### TASK TO COMPLETE
Would you please reproduce all the entries word for word, minus the pictures?
======
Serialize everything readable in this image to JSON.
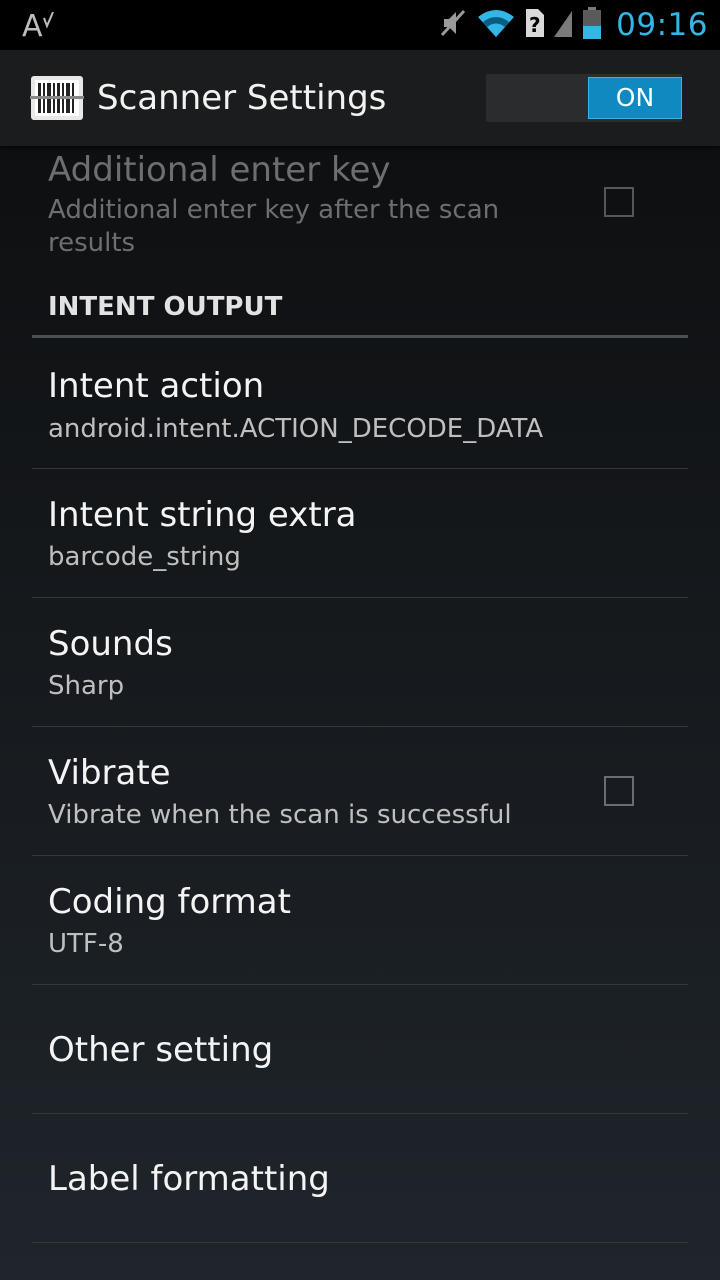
{
  "status_bar": {
    "time": "09:16",
    "icons": [
      "text-input-icon",
      "mute-icon",
      "wifi-icon",
      "no-sim-icon",
      "signal-icon",
      "battery-icon"
    ]
  },
  "action_bar": {
    "title": "Scanner Settings",
    "toggle_label": "ON",
    "accent_color": "#33b5e5"
  },
  "preferences": {
    "additional_enter": {
      "title": "Additional enter key",
      "summary_line1": "Additional enter key after the scan",
      "summary_line2": "results",
      "checked": false
    },
    "category": "INTENT OUTPUT",
    "intent_action": {
      "title": "Intent action",
      "summary": "android.intent.ACTION_DECODE_DATA"
    },
    "intent_string_extra": {
      "title": "Intent string extra",
      "summary": "barcode_string"
    },
    "sounds": {
      "title": "Sounds",
      "summary": "Sharp"
    },
    "vibrate": {
      "title": "Vibrate",
      "summary": "Vibrate when the scan is successful",
      "checked": false
    },
    "coding_format": {
      "title": "Coding format",
      "summary": "UTF-8"
    },
    "other_setting": {
      "title": "Other setting"
    },
    "label_formatting": {
      "title": "Label formatting"
    }
  }
}
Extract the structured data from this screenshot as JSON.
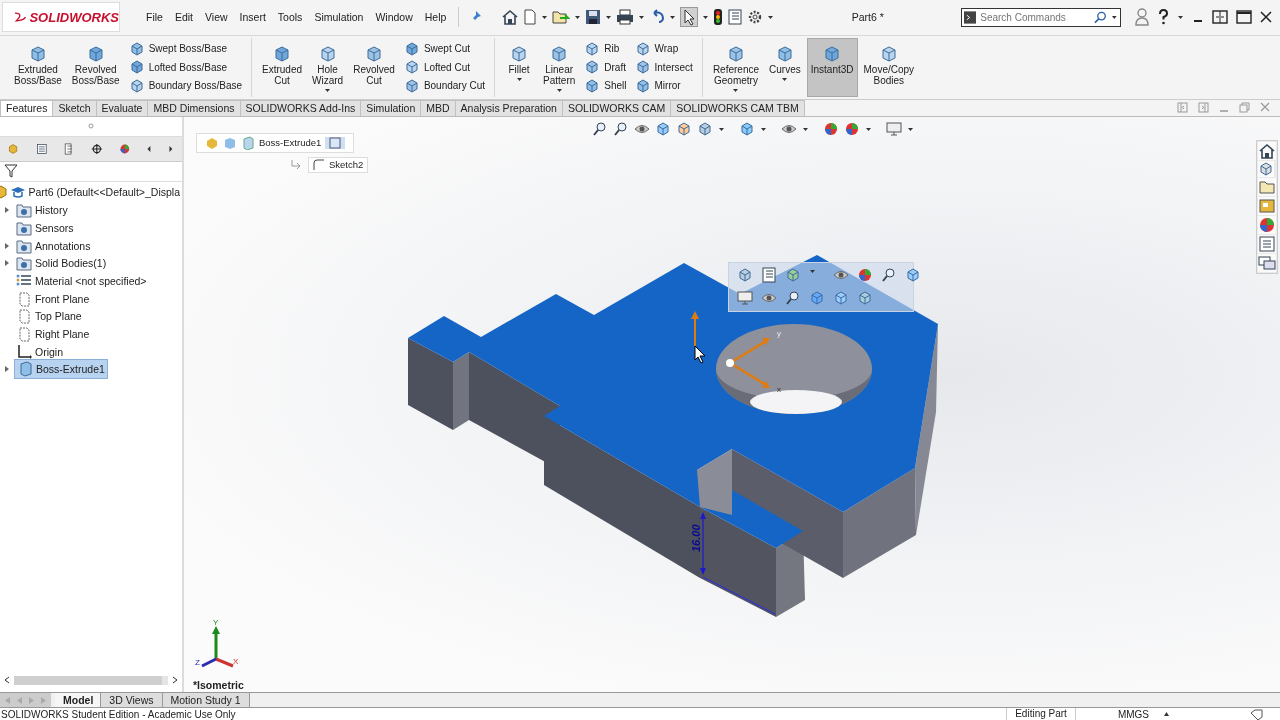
{
  "app": {
    "logo": "SOLIDWORKS",
    "menu": [
      "File",
      "Edit",
      "View",
      "Insert",
      "Tools",
      "Simulation",
      "Window",
      "Help"
    ],
    "title": "Part6 *",
    "search": {
      "placeholder": "Search Commands"
    }
  },
  "ribbon": {
    "groups": [
      {
        "items": [
          {
            "kind": "large",
            "label": "Extruded\nBoss/Base",
            "dropdown": false,
            "on": false
          },
          {
            "kind": "large",
            "label": "Revolved\nBoss/Base",
            "dropdown": false,
            "on": false
          },
          {
            "kind": "stack",
            "items": [
              "Swept Boss/Base",
              "Lofted Boss/Base",
              "Boundary Boss/Base"
            ]
          }
        ]
      },
      {
        "items": [
          {
            "kind": "large",
            "label": "Extruded\nCut",
            "dropdown": false,
            "on": false
          },
          {
            "kind": "large",
            "label": "Hole\nWizard",
            "dropdown": true,
            "on": false
          },
          {
            "kind": "large",
            "label": "Revolved\nCut",
            "dropdown": false,
            "on": false
          },
          {
            "kind": "stack",
            "items": [
              "Swept Cut",
              "Lofted Cut",
              "Boundary Cut"
            ]
          }
        ]
      },
      {
        "items": [
          {
            "kind": "large",
            "label": "Fillet",
            "dropdown": true,
            "on": false
          },
          {
            "kind": "large",
            "label": "Linear\nPattern",
            "dropdown": true,
            "on": false
          },
          {
            "kind": "stack",
            "items": [
              "Rib",
              "Draft",
              "Shell"
            ]
          },
          {
            "kind": "stack",
            "items": [
              "Wrap",
              "Intersect",
              "Mirror"
            ]
          }
        ]
      },
      {
        "items": [
          {
            "kind": "large",
            "label": "Reference\nGeometry",
            "dropdown": true,
            "on": false
          },
          {
            "kind": "large",
            "label": "Curves",
            "dropdown": true,
            "on": false
          },
          {
            "kind": "large",
            "label": "Instant3D",
            "dropdown": false,
            "on": true
          },
          {
            "kind": "large",
            "label": "Move/Copy\nBodies",
            "dropdown": false,
            "on": false
          }
        ]
      }
    ]
  },
  "tabs": [
    {
      "label": "Features",
      "selected": true
    },
    {
      "label": "Sketch",
      "selected": false
    },
    {
      "label": "Evaluate",
      "selected": false
    },
    {
      "label": "MBD Dimensions",
      "selected": false
    },
    {
      "label": "SOLIDWORKS Add-Ins",
      "selected": false
    },
    {
      "label": "Simulation",
      "selected": false
    },
    {
      "label": "MBD",
      "selected": false
    },
    {
      "label": "Analysis Preparation",
      "selected": false
    },
    {
      "label": "SOLIDWORKS CAM",
      "selected": false
    },
    {
      "label": "SOLIDWORKS CAM TBM",
      "selected": false
    }
  ],
  "tree": {
    "items": [
      {
        "kind": "part",
        "label": "Part6  (Default<<Default>_Displa",
        "expandable": false,
        "selected": false
      },
      {
        "kind": "folder",
        "label": "History",
        "expandable": true,
        "selected": false
      },
      {
        "kind": "folder",
        "label": "Sensors",
        "expandable": false,
        "selected": false
      },
      {
        "kind": "folder",
        "label": "Annotations",
        "expandable": true,
        "selected": false
      },
      {
        "kind": "folder",
        "label": "Solid Bodies(1)",
        "expandable": true,
        "selected": false
      },
      {
        "kind": "material",
        "label": "Material <not specified>",
        "expandable": false,
        "selected": false
      },
      {
        "kind": "plane",
        "label": "Front Plane",
        "expandable": false,
        "selected": false
      },
      {
        "kind": "plane",
        "label": "Top Plane",
        "expandable": false,
        "selected": false
      },
      {
        "kind": "plane",
        "label": "Right Plane",
        "expandable": false,
        "selected": false
      },
      {
        "kind": "origin",
        "label": "Origin",
        "expandable": false,
        "selected": false
      },
      {
        "kind": "feature",
        "label": "Boss-Extrude1",
        "expandable": true,
        "selected": true
      }
    ]
  },
  "breadcrumb": {
    "feature": "Boss-Extrude1",
    "sketch": "Sketch2"
  },
  "viewport": {
    "dimension": "16.00",
    "sketch_axes": [
      "y",
      "x"
    ],
    "triad": [
      "Y",
      "Z",
      "X"
    ],
    "view_name": "*Isometric"
  },
  "bottom_tabs": [
    {
      "label": "Model",
      "selected": true
    },
    {
      "label": "3D Views",
      "selected": false
    },
    {
      "label": "Motion Study 1",
      "selected": false
    }
  ],
  "status_bar": {
    "message": "SOLIDWORKS Student Edition - Academic Use Only",
    "mode": "Editing Part",
    "units": "MMGS"
  }
}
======
### WRITTEN ANSWER
Serialize everything readable in this image to JSON.
{
  "status_bar": {
    "time": "09:16",
    "icons": [
      "text-input-icon",
      "mute-icon",
      "wifi-icon",
      "no-sim-icon",
      "signal-icon",
      "battery-icon"
    ]
  },
  "action_bar": {
    "title": "Scanner Settings",
    "toggle_label": "ON",
    "accent_color": "#33b5e5"
  },
  "preferences": {
    "additional_enter": {
      "title": "Additional enter key",
      "summary_line1": "Additional enter key after the scan",
      "summary_line2": "results",
      "checked": false
    },
    "category": "INTENT OUTPUT",
    "intent_action": {
      "title": "Intent action",
      "summary": "android.intent.ACTION_DECODE_DATA"
    },
    "intent_string_extra": {
      "title": "Intent string extra",
      "summary": "barcode_string"
    },
    "sounds": {
      "title": "Sounds",
      "summary": "Sharp"
    },
    "vibrate": {
      "title": "Vibrate",
      "summary": "Vibrate when the scan is successful",
      "checked": false
    },
    "coding_format": {
      "title": "Coding format",
      "summary": "UTF-8"
    },
    "other_setting": {
      "title": "Other setting"
    },
    "label_formatting": {
      "title": "Label formatting"
    }
  }
}
Extract the structured data from this screenshot as JSON.
{
  "app": {
    "logo": "SOLIDWORKS",
    "menu": [
      "File",
      "Edit",
      "View",
      "Insert",
      "Tools",
      "Simulation",
      "Window",
      "Help"
    ],
    "title": "Part6 *",
    "search": {
      "placeholder": "Search Commands"
    }
  },
  "ribbon": {
    "groups": [
      {
        "items": [
          {
            "kind": "large",
            "label": "Extruded\nBoss/Base",
            "dropdown": false,
            "on": false
          },
          {
            "kind": "large",
            "label": "Revolved\nBoss/Base",
            "dropdown": false,
            "on": false
          },
          {
            "kind": "stack",
            "items": [
              "Swept Boss/Base",
              "Lofted Boss/Base",
              "Boundary Boss/Base"
            ]
          }
        ]
      },
      {
        "items": [
          {
            "kind": "large",
            "label": "Extruded\nCut",
            "dropdown": false,
            "on": false
          },
          {
            "kind": "large",
            "label": "Hole\nWizard",
            "dropdown": true,
            "on": false
          },
          {
            "kind": "large",
            "label": "Revolved\nCut",
            "dropdown": false,
            "on": false
          },
          {
            "kind": "stack",
            "items": [
              "Swept Cut",
              "Lofted Cut",
              "Boundary Cut"
            ]
          }
        ]
      },
      {
        "items": [
          {
            "kind": "large",
            "label": "Fillet",
            "dropdown": true,
            "on": false
          },
          {
            "kind": "large",
            "label": "Linear\nPattern",
            "dropdown": true,
            "on": false
          },
          {
            "kind": "stack",
            "items": [
              "Rib",
              "Draft",
              "Shell"
            ]
          },
          {
            "kind": "stack",
            "items": [
              "Wrap",
              "Intersect",
              "Mirror"
            ]
          }
        ]
      },
      {
        "items": [
          {
            "kind": "large",
            "label": "Reference\nGeometry",
            "dropdown": true,
            "on": false
          },
          {
            "kind": "large",
            "label": "Curves",
            "dropdown": true,
            "on": false
          },
          {
            "kind": "large",
            "label": "Instant3D",
            "dropdown": false,
            "on": true
          },
          {
            "kind": "large",
            "label": "Move/Copy\nBodies",
            "dropdown": false,
            "on": false
          }
        ]
      }
    ]
  },
  "tabs": [
    {
      "label": "Features",
      "selected": true
    },
    {
      "label": "Sketch",
      "selected": false
    },
    {
      "label": "Evaluate",
      "selected": false
    },
    {
      "label": "MBD Dimensions",
      "selected": false
    },
    {
      "label": "SOLIDWORKS Add-Ins",
      "selected": false
    },
    {
      "label": "Simulation",
      "selected": false
    },
    {
      "label": "MBD",
      "selected": false
    },
    {
      "label": "Analysis Preparation",
      "selected": false
    },
    {
      "label": "SOLIDWORKS CAM",
      "selected": false
    },
    {
      "label": "SOLIDWORKS CAM TBM",
      "selected": false
    }
  ],
  "tree": {
    "items": [
      {
        "kind": "part",
        "label": "Part6  (Default<<Default>_Displa",
        "expandable": false,
        "selected": false
      },
      {
        "kind": "folder",
        "label": "History",
        "expandable": true,
        "selected": false
      },
      {
        "kind": "folder",
        "label": "Sensors",
        "expandable": false,
        "selected": false
      },
      {
        "kind": "folder",
        "label": "Annotations",
        "expandable": true,
        "selected": false
      },
      {
        "kind": "folder",
        "label": "Solid Bodies(1)",
        "expandable": true,
        "selected": false
      },
      {
        "kind": "material",
        "label": "Material <not specified>",
        "expandable": false,
        "selected": false
      },
      {
        "kind": "plane",
        "label": "Front Plane",
        "expandable": false,
        "selected": false
      },
      {
        "kind": "plane",
        "label": "Top Plane",
        "expandable": false,
        "selected": false
      },
      {
        "kind": "plane",
        "label": "Right Plane",
        "expandable": false,
        "selected": false
      },
      {
        "kind": "origin",
        "label": "Origin",
        "expandable": false,
        "selected": false
      },
      {
        "kind": "feature",
        "label": "Boss-Extrude1",
        "expandable": true,
        "selected": true
      }
    ]
  },
  "breadcrumb": {
    "feature": "Boss-Extrude1",
    "sketch": "Sketch2"
  },
  "viewport": {
    "dimension": "16.00",
    "sketch_axes": [
      "y",
      "x"
    ],
    "triad": [
      "Y",
      "Z",
      "X"
    ],
    "view_name": "*Isometric"
  },
  "bottom_tabs": [
    {
      "label": "Model",
      "selected": true
    },
    {
      "label": "3D Views",
      "selected": false
    },
    {
      "label": "Motion Study 1",
      "selected": false
    }
  ],
  "status_bar": {
    "message": "SOLIDWORKS Student Edition - Academic Use Only",
    "mode": "Editing Part",
    "units": "MMGS"
  }
}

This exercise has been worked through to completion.